Origin of erratum

1580–90; < Latin, noun use of errātum wandered, erred, strayed (neuter past participle of errāre). See err, -ate1

usage note for erratum

See errata.
Dictionary.com Unabridged Based on the Random House Unabridged Dictionary, © Random House, Inc. 2020

Example sentences from the Web for erratum

British Dictionary definitions for erratum

erratum
/ (ɪˈrɑːtəm) /

noun plural -ta (-tə)

an error in writing or printing
another name for corrigendum

Word Origin for erratum
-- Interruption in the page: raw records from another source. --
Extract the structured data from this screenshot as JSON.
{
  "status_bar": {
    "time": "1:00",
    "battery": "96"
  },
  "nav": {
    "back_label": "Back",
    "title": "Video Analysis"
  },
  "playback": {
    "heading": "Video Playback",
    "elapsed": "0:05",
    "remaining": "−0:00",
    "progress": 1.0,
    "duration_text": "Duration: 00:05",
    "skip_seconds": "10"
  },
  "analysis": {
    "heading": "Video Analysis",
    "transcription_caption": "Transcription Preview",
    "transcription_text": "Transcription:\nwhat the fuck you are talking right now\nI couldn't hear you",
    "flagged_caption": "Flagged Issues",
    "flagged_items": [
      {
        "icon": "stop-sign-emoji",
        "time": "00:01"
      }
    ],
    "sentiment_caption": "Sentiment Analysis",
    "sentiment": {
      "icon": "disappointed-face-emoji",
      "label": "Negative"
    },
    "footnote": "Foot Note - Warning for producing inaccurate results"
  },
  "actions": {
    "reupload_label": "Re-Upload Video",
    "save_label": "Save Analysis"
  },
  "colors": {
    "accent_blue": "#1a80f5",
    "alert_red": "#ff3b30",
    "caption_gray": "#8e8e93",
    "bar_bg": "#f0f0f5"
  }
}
C16: from Latin: mistake, from errāre to err
Collins English Dictionary - Complete & Unabridged 2012 Digital Edition © William Collins Sons & Co. Ltd. 1979, 1986 © HarperCollins Publishers 1998, 2000, 2003, 2005, 2006, 2007, 2009, 2012